WORK INSTRUCTION: Each line of the data that includes the string "user" is to be copied out.

RAW DATA:
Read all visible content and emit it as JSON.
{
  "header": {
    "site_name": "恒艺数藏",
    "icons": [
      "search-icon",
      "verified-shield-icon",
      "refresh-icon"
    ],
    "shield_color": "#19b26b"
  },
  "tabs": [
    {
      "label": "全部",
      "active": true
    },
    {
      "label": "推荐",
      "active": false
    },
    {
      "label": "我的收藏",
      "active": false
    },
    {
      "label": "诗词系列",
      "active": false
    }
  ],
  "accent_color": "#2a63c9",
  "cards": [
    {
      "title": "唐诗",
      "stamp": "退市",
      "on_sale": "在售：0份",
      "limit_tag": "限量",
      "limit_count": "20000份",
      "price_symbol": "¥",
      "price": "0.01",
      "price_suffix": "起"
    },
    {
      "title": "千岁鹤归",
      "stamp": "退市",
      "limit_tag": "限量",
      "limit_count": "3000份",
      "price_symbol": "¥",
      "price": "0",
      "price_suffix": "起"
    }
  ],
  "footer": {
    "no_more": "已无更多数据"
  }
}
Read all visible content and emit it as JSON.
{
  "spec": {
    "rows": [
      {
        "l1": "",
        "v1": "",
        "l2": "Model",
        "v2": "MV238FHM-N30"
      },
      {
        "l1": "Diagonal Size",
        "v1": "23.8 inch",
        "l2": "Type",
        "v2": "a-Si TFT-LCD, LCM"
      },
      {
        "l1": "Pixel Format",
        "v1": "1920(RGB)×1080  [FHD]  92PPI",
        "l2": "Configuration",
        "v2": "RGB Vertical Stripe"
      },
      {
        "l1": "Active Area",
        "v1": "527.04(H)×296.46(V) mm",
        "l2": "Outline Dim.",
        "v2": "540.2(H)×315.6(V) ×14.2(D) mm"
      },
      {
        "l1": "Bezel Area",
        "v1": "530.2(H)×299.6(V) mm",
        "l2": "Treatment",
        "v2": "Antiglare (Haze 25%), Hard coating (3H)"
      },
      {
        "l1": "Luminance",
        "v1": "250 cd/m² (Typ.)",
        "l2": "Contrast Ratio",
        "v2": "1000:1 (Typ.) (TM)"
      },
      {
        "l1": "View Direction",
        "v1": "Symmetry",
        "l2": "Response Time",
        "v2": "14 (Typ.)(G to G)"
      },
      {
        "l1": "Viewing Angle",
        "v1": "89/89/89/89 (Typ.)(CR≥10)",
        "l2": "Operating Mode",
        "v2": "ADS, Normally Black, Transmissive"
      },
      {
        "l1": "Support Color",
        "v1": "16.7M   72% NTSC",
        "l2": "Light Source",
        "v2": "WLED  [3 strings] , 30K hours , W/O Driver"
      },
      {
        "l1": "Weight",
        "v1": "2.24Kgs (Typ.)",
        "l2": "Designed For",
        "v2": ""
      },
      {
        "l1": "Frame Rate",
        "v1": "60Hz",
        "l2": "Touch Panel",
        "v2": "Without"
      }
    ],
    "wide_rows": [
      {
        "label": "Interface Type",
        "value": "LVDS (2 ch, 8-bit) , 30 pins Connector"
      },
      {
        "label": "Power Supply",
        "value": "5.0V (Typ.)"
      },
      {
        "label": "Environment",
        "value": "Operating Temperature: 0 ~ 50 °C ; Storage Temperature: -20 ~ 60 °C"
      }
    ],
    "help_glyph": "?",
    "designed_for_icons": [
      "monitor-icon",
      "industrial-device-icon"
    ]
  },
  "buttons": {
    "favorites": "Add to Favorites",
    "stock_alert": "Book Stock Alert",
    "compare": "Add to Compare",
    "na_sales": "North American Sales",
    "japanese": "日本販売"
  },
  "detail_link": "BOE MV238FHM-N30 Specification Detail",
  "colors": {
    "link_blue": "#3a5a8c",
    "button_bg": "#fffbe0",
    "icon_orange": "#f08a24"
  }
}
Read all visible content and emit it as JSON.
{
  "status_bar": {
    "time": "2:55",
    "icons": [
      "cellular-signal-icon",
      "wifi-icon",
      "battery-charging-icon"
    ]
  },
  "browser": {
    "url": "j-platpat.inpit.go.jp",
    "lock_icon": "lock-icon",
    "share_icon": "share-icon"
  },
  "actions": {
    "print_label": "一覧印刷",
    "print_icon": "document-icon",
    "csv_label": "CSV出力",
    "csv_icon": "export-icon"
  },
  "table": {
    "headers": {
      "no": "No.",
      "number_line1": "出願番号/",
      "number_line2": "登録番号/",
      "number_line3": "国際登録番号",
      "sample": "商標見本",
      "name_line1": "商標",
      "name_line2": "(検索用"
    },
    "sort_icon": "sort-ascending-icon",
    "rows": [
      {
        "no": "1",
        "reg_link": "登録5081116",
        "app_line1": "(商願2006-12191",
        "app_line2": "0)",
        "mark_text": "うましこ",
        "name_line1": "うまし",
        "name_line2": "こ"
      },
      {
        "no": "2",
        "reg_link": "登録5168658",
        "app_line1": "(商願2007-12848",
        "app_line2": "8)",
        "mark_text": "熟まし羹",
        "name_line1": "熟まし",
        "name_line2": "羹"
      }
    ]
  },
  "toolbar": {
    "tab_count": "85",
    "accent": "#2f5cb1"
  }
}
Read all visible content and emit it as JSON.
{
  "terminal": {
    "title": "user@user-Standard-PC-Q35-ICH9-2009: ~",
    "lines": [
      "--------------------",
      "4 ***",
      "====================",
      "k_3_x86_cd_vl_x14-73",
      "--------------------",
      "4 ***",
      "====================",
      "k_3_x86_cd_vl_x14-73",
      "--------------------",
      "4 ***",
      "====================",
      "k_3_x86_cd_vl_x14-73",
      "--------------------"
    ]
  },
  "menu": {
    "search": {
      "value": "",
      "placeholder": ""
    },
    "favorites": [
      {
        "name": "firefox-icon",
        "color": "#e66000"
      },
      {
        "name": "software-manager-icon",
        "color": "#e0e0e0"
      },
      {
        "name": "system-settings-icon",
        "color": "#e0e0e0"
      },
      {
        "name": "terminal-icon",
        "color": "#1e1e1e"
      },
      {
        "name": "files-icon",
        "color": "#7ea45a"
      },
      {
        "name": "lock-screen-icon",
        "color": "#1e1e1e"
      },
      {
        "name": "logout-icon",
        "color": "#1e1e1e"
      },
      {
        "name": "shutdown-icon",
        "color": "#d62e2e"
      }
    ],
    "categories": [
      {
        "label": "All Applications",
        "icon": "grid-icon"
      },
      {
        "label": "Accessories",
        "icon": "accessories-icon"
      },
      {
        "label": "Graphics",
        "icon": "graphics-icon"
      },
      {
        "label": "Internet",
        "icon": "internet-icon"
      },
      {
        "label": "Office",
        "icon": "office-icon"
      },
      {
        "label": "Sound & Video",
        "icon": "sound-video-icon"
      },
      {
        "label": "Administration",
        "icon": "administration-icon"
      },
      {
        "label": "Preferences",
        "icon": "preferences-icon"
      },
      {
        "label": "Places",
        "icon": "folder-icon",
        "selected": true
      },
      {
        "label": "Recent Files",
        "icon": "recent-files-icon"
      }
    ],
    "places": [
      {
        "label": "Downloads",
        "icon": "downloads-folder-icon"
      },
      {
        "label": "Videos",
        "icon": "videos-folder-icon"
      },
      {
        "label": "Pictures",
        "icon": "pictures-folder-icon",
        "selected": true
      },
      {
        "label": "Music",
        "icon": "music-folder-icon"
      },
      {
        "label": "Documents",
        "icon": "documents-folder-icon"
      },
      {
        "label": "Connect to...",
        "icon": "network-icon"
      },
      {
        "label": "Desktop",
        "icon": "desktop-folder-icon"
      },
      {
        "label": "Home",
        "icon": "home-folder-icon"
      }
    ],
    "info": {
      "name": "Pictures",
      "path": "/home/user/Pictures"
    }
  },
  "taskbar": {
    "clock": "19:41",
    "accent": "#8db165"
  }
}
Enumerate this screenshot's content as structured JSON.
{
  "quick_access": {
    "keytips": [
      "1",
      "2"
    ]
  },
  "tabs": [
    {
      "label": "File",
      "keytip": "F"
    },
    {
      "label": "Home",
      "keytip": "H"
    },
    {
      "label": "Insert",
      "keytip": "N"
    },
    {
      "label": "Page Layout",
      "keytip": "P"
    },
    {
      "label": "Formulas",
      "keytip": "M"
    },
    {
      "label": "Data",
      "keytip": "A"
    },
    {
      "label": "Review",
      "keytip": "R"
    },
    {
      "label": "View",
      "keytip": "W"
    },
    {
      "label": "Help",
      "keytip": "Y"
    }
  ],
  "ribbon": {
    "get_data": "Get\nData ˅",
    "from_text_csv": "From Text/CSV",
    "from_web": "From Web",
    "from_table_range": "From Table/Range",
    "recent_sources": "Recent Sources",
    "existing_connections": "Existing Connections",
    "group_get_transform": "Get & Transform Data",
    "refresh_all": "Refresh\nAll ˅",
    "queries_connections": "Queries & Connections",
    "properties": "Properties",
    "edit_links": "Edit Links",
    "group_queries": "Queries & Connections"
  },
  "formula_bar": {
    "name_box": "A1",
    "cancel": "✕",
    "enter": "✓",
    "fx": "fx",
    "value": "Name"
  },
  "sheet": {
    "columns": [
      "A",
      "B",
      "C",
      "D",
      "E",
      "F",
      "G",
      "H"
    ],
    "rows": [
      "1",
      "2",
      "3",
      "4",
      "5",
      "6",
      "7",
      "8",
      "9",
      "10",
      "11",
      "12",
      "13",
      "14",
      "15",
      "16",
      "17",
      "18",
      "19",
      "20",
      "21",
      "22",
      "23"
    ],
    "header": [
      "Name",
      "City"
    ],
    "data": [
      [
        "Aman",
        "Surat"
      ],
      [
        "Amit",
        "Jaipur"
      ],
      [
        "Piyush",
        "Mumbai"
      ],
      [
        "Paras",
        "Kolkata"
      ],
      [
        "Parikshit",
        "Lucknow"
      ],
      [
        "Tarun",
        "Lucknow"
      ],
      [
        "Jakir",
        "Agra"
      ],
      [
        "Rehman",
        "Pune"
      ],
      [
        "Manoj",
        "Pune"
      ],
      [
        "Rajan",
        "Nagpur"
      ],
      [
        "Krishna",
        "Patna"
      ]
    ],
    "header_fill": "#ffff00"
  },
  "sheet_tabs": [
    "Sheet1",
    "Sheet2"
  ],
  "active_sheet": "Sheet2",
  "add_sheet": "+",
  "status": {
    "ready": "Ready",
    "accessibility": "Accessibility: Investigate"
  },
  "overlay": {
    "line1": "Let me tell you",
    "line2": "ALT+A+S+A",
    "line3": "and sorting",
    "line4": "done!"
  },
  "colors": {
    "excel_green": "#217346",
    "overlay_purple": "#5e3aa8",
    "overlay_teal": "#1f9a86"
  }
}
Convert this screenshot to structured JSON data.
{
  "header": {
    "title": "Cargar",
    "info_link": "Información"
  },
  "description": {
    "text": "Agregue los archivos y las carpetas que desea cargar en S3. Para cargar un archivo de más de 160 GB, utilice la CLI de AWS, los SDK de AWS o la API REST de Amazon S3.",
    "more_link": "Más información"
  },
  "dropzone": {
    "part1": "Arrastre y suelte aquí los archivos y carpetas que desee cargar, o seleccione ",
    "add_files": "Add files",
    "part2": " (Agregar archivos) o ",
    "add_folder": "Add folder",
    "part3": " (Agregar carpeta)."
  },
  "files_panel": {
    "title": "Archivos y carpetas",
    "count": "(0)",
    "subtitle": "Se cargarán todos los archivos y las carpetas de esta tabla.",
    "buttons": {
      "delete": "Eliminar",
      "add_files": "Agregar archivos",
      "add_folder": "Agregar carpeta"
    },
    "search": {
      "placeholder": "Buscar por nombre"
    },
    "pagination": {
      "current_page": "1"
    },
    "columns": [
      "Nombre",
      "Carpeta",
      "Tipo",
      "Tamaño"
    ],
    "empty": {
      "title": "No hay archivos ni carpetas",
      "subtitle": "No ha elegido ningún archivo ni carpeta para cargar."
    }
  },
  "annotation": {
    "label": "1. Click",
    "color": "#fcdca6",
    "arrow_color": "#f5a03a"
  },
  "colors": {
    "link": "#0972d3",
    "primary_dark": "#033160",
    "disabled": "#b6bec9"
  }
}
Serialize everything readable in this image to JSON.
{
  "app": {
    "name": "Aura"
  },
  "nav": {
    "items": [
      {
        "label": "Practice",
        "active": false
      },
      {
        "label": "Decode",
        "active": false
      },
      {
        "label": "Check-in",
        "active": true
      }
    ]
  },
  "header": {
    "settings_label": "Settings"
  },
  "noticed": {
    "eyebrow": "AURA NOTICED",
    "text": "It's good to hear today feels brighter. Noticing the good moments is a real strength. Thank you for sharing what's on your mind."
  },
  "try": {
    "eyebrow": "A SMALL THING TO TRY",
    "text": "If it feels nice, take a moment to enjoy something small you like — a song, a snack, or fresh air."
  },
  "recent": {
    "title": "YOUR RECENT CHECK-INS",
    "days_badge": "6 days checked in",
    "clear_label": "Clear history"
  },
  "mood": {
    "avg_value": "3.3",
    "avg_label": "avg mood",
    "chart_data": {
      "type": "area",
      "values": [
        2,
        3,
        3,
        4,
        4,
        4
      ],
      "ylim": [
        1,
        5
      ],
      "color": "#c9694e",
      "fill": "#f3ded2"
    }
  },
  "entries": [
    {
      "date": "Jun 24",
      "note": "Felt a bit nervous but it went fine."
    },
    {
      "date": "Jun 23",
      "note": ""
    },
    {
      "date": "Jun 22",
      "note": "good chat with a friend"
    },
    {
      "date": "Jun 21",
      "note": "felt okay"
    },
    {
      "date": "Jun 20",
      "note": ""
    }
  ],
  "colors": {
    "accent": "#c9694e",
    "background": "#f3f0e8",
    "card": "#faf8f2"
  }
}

ANSWER FOR THE TASK:
    "title": "user@user-Standard-PC-Q35-ICH9-2009: ~",
      "path": "/home/user/Pictures"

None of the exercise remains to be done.